by Tommy H. Thomason

Thursday, November 26, 2020

Douglas A-4 Skyhawk: Early ECM Antennas

Defensive Electronic Countermeasures (DECM) against Surface-to-Air Missiles (SAMs) was a given for large Navy attack airplanes but not initially for the A-4 Skyhawk because of the size and weight of the electronics required. Losses over North Vietnam dictated its addition, in part as Project Shoehorn.

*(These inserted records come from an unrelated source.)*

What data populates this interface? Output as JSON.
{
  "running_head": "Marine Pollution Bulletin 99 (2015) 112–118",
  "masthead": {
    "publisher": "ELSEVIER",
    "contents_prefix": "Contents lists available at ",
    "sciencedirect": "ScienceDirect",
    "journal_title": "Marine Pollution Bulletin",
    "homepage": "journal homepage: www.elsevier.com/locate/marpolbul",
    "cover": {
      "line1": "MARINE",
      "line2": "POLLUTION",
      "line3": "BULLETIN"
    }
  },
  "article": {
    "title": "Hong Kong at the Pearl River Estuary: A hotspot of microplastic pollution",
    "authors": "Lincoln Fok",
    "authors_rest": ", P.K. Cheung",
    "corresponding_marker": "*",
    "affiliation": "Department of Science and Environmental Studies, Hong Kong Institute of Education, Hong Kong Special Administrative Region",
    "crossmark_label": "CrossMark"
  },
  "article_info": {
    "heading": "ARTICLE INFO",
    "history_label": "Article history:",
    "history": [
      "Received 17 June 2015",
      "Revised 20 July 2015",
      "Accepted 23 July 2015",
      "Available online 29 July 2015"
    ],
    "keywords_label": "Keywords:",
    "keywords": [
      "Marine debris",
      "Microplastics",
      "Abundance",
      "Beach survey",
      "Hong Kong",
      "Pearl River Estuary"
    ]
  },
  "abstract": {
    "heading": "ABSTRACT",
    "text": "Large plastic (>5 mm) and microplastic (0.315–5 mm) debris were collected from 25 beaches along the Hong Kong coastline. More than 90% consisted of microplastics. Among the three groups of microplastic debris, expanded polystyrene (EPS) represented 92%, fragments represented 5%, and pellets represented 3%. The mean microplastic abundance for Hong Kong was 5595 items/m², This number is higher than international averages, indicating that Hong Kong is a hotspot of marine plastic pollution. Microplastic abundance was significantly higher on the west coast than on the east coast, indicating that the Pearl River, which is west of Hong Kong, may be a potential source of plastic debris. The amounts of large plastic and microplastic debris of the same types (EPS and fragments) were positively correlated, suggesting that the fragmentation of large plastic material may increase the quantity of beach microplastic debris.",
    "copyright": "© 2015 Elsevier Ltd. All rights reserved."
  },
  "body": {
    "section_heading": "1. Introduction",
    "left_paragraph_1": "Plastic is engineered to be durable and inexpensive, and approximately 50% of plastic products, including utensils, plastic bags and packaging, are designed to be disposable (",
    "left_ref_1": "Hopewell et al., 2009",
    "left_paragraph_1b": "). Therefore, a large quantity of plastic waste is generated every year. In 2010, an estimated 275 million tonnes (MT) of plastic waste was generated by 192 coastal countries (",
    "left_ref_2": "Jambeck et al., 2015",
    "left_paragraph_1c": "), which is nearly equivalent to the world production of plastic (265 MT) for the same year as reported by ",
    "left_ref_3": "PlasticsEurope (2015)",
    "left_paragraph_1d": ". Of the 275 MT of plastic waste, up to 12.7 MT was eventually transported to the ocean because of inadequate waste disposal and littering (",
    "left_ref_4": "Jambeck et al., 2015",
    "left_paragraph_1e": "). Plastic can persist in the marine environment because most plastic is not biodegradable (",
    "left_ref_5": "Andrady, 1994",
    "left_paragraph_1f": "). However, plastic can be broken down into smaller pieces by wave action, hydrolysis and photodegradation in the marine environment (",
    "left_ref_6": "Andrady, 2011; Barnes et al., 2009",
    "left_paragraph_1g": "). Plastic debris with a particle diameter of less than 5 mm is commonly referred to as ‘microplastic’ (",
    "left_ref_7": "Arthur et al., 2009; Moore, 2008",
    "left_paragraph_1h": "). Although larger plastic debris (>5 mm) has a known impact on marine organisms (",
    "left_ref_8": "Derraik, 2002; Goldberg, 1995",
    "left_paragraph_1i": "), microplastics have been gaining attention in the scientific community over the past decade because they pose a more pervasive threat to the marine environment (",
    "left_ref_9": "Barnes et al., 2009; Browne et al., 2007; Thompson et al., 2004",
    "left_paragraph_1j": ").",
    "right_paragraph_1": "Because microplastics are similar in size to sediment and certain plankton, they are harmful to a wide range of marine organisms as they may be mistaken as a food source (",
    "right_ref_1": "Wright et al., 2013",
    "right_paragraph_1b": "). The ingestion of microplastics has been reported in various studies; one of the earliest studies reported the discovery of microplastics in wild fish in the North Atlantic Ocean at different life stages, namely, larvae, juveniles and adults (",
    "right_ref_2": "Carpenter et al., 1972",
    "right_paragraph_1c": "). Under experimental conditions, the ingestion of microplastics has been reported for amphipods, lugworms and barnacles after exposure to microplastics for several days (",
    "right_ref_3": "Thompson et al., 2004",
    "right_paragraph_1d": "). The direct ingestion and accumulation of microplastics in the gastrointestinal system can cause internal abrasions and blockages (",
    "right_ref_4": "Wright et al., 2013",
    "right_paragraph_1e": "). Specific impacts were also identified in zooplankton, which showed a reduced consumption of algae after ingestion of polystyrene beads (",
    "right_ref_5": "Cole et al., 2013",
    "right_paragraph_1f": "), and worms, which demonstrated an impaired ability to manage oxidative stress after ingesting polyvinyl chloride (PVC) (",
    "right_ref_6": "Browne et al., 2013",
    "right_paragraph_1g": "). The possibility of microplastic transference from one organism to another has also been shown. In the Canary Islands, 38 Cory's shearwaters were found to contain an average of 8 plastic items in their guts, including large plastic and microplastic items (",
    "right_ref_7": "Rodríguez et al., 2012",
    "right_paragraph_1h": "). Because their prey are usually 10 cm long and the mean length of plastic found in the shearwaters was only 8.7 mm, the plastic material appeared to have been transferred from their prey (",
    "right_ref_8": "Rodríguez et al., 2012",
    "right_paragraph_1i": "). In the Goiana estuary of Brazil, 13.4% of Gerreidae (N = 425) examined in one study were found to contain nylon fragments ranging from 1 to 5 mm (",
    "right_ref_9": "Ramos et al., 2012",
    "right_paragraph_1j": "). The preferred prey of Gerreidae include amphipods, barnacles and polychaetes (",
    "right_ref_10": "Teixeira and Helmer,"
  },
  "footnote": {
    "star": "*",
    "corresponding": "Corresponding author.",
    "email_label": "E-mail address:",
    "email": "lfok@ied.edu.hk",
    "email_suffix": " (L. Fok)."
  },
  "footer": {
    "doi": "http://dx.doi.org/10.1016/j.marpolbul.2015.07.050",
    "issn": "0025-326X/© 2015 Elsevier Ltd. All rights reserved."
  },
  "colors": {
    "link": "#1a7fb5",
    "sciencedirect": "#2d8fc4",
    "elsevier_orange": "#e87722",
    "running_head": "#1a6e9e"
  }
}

The exterior change was the addition of five antennas, three forward and two aft. One forward or one aft detected the radar pulse of four different kinds of fire-control radar. The ALQ-51 electronics then automatically transmitted a pulse from the other two forward antennas or the other one aft that misled the radar operator or confused him as to the location of the airplane, preventing guidance of the SAM to it. For an instructive video on the process, click HERE.

The antenna resembled an ice cream cone:

The forward transmitting antennas were located on either side of the nose landing gear actuator well. Two were probably required because there was no place to mount one aft of that or if there was, the airframe or stores might block or diminish the signal from it in some directions.

The antennas were exposed and therefore sometimes broken off. In that event or if they were not required, they would be replaced by a half-round black rubber ball as in the mount labeled 9 here:

A subsequent addition to the Skyhawk's ECM suite provided the pilot with a warning that a fire-control radar was tracking him to improve his chances of spotting a SAM fired at him and evading it in case it wasn't being spoofed. This was the APR-25. It utilized four antennas about the size and shape of small drink coasters, two facing forward and two aft. They were angled outward so the APR-25 electronics could analyze the strength of the pulse being received at each antenna, determine the direction it was coming from, and display that to the pilot on a scope in the cockpit.

The two aft antennas were mounted one on each side of the sugar scoop.

The two forward APR-25 antennas were colocated with the forward facing ALQ-51 receiving antenna in a larger fairing.

Thanks to Dave Dollarhide, Bill Egen, Carlton Floyd, and Jim Winchester for their help with this topic; any errors in the above were made by me. Comments, corrections, and additional information are welcome.


  1. Hello Tommy!
    A very nice article - and very helpful for a modeller, too!
    One thing more I'd like to read about - ECM system on an early Skyhawk. The book "A-4 Skyhawk units of the Vietnam War" shows a color profile of an A-4B with a note that one gun has been removed and replaced with an ECM system - do you have any details on such rig?
    Thanks a lot for a great article, looking forward for more, have a nice day!
    Paweł Mroczkowski

    1. Other than the gun port being faired over, there wasn’t any external difference except for the added antennas that I described here. In essence, the ECM electronics were installed in the ammo compartment.

  2. Another wonderful article, I'm a big fan of your blog and have always been interested in EW subjects. Any info on when the A-4 (and Navy F-4's for that matter) was fitted with Chaff / Flare dispensers?

  3. I was the project shoehorn test project officer. I was a LT NFO ECM person and assigned to Weapon Systems Test ECM group. The project was to first install the ALQ-51 in an A-4 Skyhawk. As the 51 was rather large and there was no room in the A-4, the 20mm amo container was removed a d the 51 installed in its place. That's where the name shoehorn came from, the 51 was shoehorned into the aircraft A team of engineers from Douglas Aircraft and Sander Associates, the jammer manufacturer along with the WST metal shop designed the attachment parts and had the jammer and antennas and flexible waveguide and control box installed in about a week. The test team consisted of a pilot, ground crewman, civil engineer and me. We flew to a test facility that had a simulated SA-2 Fansong radar and in less than 3 weeks I was satisfied that the jammer installation worked. As the test project officer I had to send the message to NavAir that the installation worked. And within 3 months A-4 aircraft were flying from carriers to the Repair facility in the Philliteans then back to carriers and war Soon after the testing was finished, an F-4 and an F-8 had 51s instaiied.and flight testing startred.. I was used as a consultant and worked on testing passive ecm receivers